Indian drug companies are looking to local makers of so-called active pharmaceutical ingredients (API) or trying to make them in-house in a bid to end their reliance on China as ties between the two countries soured after a deadly border clash last June. Though India is known as the pharmacy of the world for its massive production capacities of both generic drugs and vaccines, China accounted for half of its API needs in 2019 from nearly nothing three decades ago, industry data shows. Executives at India's Cadila Healthcare, Cipla, Sun Pharmaceutical and Biocon said on Tuesday they were aggressively working on reducing the dependence on the richer rival for raw materials.
Demand for COVID-19 antiviral drug remdesivir is rising sharply in India, a top executive at drugmaker Cipla Ltd <CIPL.NS> said on Monday, even as experts remain divided over its effectiveness. Remdesivir was developed by U.S. drugmaker Gilead Sciences Inc <GILD.O>, which cut its 2020 revenue forecast last month, citing lower-than-expected demand and difficulty in predicting sales of the treatment.
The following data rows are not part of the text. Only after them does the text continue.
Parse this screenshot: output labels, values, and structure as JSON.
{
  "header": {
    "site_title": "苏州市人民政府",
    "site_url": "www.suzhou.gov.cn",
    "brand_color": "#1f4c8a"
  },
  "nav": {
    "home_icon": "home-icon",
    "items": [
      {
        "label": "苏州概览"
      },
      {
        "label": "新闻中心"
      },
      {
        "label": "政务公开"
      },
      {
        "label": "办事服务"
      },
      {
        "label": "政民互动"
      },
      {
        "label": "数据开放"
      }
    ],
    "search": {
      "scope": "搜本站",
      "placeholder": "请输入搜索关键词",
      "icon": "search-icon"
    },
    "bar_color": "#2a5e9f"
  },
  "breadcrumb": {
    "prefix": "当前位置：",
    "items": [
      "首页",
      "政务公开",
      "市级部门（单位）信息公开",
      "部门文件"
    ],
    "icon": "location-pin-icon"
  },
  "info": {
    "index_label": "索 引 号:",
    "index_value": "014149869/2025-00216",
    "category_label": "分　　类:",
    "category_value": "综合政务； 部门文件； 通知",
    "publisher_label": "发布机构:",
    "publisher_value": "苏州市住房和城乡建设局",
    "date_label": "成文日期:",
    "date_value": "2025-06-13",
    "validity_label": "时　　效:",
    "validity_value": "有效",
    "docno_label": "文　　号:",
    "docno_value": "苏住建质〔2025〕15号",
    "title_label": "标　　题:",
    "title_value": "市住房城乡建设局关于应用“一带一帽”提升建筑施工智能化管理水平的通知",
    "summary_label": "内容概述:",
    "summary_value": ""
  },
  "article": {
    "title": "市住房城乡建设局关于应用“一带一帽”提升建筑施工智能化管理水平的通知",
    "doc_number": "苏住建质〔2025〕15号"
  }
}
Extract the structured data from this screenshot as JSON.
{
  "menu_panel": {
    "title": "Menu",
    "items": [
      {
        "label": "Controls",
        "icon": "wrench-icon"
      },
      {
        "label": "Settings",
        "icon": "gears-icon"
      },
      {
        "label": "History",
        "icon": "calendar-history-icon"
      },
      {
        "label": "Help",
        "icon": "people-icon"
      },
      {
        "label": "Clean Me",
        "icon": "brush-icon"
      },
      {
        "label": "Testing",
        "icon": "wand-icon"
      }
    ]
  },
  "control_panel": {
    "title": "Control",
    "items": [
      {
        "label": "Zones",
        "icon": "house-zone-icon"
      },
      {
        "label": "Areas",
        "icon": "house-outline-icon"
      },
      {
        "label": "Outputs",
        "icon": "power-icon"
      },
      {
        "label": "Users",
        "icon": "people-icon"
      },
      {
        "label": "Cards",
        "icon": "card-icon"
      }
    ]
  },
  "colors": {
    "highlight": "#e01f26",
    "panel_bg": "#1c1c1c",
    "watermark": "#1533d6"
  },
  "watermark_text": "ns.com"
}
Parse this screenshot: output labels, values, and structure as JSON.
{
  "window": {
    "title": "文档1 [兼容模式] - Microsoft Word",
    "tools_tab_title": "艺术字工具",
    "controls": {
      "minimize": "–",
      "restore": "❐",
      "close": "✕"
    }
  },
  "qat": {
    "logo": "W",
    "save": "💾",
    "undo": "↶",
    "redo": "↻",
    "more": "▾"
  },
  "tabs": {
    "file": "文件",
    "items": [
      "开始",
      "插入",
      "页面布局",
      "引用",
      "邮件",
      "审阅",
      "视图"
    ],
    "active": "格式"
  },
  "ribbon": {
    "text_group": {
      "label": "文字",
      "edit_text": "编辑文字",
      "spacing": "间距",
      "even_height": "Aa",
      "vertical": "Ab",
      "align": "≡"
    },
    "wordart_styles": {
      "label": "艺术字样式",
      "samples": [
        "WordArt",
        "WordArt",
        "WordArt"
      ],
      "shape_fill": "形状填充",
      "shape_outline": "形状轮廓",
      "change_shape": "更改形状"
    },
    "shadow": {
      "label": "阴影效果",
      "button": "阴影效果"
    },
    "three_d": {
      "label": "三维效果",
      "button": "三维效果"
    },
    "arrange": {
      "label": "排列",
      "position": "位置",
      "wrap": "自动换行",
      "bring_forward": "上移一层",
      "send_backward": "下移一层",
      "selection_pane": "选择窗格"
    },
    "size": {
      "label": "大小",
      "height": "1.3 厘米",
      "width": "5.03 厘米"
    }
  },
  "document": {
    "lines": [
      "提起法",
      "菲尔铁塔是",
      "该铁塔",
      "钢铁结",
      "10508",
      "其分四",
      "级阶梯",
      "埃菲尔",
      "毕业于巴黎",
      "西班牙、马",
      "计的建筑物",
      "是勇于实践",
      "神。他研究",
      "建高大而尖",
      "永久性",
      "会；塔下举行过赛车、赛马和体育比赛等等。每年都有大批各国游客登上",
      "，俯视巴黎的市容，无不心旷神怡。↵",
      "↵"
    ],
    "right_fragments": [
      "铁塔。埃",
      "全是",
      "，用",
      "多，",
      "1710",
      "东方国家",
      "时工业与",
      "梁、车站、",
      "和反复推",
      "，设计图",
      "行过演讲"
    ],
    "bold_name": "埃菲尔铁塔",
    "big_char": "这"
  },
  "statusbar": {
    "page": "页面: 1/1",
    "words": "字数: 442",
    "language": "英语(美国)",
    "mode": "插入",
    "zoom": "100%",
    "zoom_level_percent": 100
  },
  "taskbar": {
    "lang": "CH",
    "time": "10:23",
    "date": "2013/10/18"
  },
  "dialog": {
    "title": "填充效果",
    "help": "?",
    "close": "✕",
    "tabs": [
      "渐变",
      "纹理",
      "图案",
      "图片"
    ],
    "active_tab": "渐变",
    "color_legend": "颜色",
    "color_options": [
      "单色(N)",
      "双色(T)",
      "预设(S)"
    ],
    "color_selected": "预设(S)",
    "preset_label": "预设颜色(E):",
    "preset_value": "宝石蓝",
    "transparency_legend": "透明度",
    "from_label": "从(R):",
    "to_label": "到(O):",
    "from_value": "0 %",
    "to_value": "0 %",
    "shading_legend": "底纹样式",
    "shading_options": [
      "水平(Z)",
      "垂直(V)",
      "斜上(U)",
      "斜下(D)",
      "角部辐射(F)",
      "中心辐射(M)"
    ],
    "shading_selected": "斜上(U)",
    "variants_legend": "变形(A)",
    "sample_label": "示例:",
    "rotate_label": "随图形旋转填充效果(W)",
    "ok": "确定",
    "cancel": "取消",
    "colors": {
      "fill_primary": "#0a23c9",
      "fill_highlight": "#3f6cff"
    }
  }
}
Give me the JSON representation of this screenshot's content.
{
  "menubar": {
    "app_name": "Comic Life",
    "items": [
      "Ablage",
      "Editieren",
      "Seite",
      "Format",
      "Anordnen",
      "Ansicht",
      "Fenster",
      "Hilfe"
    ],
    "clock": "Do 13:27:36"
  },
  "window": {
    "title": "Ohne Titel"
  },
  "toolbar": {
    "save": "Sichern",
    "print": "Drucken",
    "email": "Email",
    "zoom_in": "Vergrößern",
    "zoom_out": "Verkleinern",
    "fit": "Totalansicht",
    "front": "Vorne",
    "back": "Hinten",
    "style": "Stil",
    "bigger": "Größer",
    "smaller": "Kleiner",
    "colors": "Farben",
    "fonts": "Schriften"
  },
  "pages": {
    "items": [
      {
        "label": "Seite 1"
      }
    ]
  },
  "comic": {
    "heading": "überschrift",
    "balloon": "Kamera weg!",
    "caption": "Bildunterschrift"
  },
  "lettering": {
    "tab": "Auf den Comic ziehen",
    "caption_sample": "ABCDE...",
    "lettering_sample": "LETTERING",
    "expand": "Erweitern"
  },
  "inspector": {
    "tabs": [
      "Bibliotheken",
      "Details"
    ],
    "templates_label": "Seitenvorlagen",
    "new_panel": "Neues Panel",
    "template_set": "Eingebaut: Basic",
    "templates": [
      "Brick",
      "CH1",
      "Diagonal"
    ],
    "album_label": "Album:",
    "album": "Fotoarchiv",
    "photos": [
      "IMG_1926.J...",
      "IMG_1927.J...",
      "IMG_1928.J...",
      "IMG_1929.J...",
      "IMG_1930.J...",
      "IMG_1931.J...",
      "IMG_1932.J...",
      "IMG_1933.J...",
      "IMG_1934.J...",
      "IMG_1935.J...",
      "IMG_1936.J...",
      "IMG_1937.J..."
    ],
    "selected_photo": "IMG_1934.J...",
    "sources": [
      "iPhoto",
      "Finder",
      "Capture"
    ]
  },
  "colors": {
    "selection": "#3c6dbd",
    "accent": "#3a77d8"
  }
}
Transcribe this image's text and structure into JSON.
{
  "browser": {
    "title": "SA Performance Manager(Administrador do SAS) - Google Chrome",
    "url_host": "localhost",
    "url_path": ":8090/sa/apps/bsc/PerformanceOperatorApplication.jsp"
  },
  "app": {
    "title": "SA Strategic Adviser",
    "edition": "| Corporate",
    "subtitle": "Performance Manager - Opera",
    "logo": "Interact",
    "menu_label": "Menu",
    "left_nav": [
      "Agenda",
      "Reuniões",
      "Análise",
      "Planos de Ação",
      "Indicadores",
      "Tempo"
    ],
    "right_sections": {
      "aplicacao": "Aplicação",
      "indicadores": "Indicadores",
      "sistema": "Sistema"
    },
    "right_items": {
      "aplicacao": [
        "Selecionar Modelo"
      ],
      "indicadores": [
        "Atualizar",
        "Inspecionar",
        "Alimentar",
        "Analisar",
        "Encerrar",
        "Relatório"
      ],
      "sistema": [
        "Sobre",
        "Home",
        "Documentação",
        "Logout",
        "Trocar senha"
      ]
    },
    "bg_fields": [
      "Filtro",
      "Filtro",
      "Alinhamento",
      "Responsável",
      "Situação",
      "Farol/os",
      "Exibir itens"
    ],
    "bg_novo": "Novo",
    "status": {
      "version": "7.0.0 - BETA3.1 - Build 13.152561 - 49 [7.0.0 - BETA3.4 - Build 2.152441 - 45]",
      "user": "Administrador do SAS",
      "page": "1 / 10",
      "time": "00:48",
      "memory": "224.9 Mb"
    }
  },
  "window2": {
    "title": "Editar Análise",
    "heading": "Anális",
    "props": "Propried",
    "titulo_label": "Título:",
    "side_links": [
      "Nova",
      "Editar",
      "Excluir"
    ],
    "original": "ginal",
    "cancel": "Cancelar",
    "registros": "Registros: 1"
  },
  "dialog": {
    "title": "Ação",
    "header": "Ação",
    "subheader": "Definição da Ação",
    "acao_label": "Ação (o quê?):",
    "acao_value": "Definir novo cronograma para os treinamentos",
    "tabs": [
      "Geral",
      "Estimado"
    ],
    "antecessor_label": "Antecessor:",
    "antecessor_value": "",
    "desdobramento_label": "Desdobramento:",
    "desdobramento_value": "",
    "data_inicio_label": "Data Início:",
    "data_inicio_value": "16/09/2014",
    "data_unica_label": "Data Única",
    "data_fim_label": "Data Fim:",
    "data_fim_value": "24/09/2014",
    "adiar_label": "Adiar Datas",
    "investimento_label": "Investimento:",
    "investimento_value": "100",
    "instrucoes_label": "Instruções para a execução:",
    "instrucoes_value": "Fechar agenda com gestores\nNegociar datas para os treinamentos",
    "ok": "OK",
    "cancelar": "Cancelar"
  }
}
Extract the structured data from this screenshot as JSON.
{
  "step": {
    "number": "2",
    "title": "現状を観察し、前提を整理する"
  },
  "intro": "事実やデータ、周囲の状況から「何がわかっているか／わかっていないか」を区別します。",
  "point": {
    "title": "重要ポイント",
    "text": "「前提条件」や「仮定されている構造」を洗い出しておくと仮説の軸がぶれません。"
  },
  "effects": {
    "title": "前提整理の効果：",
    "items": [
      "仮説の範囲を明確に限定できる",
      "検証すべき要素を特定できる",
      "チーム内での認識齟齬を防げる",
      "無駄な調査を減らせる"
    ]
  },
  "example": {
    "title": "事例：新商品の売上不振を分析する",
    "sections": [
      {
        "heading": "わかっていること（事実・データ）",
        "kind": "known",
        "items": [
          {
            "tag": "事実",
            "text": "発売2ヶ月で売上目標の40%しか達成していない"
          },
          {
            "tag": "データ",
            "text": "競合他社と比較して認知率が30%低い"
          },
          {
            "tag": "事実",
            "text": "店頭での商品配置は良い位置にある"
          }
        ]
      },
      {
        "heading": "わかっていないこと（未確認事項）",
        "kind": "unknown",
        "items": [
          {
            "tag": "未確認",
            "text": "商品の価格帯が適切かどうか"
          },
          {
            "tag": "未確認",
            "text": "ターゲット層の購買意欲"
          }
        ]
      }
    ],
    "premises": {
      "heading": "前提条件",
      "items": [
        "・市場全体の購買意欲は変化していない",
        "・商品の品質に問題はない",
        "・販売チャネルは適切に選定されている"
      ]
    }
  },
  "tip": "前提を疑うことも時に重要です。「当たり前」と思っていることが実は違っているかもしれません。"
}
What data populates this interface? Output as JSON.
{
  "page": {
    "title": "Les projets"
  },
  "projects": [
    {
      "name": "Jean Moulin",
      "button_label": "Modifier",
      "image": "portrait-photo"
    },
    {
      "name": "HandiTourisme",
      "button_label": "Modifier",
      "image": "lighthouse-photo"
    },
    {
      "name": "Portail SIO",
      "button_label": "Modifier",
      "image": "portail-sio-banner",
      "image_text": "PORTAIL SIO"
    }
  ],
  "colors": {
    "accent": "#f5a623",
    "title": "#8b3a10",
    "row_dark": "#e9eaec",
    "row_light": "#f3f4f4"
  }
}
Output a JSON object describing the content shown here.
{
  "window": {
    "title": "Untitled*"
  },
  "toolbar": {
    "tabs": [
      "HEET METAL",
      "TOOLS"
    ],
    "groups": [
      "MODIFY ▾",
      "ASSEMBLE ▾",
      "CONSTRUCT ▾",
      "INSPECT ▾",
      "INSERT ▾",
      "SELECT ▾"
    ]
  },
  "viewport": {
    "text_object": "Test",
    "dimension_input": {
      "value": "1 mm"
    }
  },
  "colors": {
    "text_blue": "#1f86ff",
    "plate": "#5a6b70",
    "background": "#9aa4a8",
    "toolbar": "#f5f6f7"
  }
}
Cipla is among several firms licensed to make and sell generic versions in developing nations.